Nurses who harm or kill children in their care often do so in order to gain attention for themselves.  They cause a medical emergency so they can run to the child’s aid and be rewarded with the admiration of their colleagues and the child’s family for saving the child’s life. However, they can take this behaviour too far. British nurse Beverley Allitt was convicted of killing four children and attempting to murder three others in 1991 at the children’s ward in Grantham and Kesteven Hospital in Lincolnshire.

She received 13 life sentences for her crimes and had harmed a great many children before suspicions fell on her and she was stopped. It was her shift patterns matching to the times the children fell desperately ill which sealed her fate. Munchausen by proxy syndrome has been raised as a possible reason for Allitt’s behaviour where making someone else very sick, usually a child in their care, means they can enjoy the attention that this brings.

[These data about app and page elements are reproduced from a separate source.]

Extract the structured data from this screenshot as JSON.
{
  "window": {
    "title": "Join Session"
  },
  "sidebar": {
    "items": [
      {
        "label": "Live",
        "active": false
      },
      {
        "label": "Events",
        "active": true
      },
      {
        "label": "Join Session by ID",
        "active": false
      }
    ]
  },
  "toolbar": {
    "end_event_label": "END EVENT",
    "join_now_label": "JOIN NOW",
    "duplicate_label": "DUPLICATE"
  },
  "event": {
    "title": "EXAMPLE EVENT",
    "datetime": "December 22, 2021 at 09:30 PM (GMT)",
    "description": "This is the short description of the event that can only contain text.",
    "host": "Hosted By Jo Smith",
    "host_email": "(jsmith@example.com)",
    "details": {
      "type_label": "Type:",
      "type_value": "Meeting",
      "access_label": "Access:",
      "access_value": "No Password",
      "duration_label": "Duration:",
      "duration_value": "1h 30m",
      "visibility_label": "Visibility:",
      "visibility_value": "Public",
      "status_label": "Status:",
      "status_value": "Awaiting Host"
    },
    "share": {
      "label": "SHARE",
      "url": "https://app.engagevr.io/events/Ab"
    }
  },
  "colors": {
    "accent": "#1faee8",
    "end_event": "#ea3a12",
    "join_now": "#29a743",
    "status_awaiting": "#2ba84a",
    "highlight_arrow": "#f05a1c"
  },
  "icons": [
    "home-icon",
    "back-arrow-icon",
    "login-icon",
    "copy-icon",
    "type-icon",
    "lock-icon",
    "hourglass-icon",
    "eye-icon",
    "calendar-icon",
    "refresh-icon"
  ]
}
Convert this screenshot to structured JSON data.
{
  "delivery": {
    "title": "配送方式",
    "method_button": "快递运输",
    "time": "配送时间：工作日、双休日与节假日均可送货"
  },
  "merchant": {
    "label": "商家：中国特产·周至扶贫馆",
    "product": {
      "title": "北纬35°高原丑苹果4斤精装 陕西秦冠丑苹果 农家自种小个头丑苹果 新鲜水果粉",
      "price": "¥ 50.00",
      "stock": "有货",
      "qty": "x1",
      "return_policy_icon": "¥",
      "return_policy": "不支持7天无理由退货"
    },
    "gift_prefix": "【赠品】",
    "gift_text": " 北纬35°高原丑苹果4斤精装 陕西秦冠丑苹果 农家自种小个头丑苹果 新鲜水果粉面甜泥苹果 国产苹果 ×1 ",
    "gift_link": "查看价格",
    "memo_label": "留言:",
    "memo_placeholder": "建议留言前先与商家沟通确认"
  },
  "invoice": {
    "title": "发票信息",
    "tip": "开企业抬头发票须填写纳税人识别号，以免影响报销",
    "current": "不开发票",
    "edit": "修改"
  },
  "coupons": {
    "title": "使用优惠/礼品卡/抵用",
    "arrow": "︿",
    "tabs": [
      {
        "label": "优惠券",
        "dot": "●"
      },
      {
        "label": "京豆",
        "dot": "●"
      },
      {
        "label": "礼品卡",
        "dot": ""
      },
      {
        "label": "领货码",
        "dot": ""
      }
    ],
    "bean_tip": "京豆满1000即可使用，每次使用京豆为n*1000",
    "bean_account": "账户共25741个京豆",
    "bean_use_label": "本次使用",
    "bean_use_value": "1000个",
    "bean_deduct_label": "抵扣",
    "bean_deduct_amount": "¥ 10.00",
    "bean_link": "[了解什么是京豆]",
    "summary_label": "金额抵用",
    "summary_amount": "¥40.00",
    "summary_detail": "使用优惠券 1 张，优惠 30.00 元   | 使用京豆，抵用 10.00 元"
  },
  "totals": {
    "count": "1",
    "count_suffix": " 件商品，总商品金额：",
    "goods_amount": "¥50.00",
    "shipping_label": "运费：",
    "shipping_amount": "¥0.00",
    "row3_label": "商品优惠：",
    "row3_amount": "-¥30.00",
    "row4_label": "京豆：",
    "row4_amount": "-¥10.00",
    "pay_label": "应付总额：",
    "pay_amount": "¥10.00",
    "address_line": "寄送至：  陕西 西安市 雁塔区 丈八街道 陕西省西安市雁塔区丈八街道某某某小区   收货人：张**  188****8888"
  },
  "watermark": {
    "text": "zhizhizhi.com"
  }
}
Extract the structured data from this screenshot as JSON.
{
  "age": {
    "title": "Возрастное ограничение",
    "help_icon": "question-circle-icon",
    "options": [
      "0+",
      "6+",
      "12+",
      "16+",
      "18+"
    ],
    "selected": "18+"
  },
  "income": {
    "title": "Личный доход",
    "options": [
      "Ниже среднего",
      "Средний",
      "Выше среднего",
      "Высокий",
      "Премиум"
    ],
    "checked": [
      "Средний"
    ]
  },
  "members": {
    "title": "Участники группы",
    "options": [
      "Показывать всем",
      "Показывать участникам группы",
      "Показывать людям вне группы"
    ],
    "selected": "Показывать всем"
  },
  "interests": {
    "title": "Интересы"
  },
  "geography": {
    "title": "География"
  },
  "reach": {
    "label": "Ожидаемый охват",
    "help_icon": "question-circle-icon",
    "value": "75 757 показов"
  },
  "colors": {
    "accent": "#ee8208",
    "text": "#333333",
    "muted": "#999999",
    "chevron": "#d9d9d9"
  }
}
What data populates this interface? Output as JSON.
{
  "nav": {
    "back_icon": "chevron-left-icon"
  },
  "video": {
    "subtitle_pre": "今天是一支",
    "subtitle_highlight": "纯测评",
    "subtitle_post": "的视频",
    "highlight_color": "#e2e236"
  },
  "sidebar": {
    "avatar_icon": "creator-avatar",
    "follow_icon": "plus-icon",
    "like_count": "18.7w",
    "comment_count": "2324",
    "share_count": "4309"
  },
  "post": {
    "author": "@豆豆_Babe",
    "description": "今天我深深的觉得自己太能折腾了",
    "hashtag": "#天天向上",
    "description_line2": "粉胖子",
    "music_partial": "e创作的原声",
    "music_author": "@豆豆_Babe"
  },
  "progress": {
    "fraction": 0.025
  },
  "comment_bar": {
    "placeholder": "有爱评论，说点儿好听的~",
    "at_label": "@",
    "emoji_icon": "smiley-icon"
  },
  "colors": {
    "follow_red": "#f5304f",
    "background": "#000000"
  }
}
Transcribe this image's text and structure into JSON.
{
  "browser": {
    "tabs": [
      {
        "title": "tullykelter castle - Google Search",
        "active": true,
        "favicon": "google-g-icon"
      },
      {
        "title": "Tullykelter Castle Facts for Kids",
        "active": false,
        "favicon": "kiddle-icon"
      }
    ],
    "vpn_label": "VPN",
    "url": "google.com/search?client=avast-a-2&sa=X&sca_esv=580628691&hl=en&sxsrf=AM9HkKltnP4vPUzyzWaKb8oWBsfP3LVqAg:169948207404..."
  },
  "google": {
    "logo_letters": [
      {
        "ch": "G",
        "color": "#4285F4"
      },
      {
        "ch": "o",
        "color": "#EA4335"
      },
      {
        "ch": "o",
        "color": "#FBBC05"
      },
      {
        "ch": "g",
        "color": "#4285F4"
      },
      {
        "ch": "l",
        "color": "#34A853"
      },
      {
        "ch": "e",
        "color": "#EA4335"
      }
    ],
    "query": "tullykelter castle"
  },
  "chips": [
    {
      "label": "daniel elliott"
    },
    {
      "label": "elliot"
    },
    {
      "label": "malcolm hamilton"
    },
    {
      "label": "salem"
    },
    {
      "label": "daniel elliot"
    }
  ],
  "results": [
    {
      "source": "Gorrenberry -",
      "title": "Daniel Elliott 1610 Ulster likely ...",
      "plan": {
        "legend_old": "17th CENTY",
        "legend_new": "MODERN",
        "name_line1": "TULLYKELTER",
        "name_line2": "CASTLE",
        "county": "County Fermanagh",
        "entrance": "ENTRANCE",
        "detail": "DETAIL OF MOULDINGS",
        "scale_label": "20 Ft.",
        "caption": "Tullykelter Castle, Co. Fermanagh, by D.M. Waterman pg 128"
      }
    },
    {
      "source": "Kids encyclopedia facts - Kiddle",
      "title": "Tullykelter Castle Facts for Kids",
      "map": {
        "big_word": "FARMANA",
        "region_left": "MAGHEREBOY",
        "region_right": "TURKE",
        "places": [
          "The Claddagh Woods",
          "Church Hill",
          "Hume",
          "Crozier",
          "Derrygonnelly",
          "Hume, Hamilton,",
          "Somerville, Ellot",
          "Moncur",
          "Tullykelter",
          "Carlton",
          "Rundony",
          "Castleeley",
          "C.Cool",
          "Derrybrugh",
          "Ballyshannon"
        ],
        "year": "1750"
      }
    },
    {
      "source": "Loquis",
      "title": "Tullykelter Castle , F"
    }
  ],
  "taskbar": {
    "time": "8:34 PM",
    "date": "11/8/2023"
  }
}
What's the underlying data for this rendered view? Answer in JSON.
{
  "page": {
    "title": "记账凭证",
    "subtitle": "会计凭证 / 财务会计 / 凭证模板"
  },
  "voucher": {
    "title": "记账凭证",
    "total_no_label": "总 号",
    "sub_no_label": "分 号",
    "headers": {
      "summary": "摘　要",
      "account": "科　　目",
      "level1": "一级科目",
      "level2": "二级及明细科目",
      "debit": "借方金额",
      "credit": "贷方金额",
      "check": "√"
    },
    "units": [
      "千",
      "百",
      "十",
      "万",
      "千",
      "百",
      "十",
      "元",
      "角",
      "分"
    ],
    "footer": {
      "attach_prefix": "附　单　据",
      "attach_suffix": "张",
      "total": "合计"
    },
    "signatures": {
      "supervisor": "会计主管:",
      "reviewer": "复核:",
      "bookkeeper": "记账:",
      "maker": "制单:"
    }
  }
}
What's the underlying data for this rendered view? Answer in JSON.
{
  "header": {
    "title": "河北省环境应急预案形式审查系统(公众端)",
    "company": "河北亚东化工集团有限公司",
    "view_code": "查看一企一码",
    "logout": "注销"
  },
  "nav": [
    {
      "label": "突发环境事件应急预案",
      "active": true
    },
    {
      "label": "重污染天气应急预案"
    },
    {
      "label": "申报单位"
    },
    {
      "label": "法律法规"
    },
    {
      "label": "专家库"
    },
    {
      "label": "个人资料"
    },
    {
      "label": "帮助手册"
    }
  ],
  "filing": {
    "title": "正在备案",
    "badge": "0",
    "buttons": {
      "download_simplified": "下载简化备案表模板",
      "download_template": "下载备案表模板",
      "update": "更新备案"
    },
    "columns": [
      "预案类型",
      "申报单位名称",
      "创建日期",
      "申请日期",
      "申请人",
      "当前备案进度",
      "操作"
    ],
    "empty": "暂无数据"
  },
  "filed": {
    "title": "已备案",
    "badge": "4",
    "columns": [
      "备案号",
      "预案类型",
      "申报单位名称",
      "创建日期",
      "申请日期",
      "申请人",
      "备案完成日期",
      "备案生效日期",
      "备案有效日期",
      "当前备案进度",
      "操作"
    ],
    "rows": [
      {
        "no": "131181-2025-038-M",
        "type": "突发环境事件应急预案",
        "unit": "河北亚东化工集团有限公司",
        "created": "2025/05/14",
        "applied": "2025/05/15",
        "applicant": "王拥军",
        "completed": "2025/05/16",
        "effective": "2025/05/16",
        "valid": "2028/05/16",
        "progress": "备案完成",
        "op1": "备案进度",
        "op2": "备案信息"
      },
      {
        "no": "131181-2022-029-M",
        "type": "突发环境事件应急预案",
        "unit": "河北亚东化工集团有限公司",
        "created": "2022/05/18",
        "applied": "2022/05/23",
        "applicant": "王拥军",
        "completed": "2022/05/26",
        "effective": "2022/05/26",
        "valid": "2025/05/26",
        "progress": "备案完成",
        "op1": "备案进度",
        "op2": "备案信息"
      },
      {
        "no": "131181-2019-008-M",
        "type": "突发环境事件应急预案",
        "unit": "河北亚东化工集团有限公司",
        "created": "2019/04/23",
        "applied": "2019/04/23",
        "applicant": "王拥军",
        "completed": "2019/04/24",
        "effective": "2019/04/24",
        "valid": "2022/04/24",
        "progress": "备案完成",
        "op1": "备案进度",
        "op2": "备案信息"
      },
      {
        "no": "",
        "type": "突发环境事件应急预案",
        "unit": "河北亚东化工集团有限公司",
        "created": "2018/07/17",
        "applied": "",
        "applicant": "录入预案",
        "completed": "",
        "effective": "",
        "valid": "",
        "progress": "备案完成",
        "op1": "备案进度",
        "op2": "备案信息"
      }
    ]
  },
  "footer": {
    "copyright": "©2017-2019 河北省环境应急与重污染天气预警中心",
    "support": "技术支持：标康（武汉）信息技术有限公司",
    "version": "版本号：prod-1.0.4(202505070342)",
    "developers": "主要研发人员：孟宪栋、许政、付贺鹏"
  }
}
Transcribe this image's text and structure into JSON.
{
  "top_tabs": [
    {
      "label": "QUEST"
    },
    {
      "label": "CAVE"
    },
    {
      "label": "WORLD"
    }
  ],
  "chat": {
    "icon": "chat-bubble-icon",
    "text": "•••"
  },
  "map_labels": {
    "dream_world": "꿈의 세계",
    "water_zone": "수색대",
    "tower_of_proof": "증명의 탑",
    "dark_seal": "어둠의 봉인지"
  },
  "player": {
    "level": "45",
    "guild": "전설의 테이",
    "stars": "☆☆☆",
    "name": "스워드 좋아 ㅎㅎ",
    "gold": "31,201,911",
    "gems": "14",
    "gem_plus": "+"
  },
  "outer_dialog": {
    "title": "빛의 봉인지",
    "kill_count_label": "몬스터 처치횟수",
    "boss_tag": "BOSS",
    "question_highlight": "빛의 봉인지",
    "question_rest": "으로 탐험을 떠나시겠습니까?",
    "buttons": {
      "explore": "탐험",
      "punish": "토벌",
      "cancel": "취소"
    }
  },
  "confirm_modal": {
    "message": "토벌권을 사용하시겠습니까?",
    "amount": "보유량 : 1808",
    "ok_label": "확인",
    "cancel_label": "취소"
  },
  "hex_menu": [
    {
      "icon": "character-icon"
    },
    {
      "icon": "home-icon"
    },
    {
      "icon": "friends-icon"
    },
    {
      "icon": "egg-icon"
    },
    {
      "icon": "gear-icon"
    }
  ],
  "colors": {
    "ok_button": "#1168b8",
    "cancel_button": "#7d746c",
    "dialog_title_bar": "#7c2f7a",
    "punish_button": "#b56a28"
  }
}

When questioned on her actions Genene Jones suggested she was making the children in her care even more sick to highlight how much the area was in need of a Pediatric Intensive Care Unit. A feeble explanation which is impossible to reconcile with a trained pediatric nurse whose job is to care for and protect her young patients. With the potential release of Genene Jones fast approaching, District Attorney Nico LaHood has said, “We will do our best to ensure that Genene Jones takes her very last breath behind bars.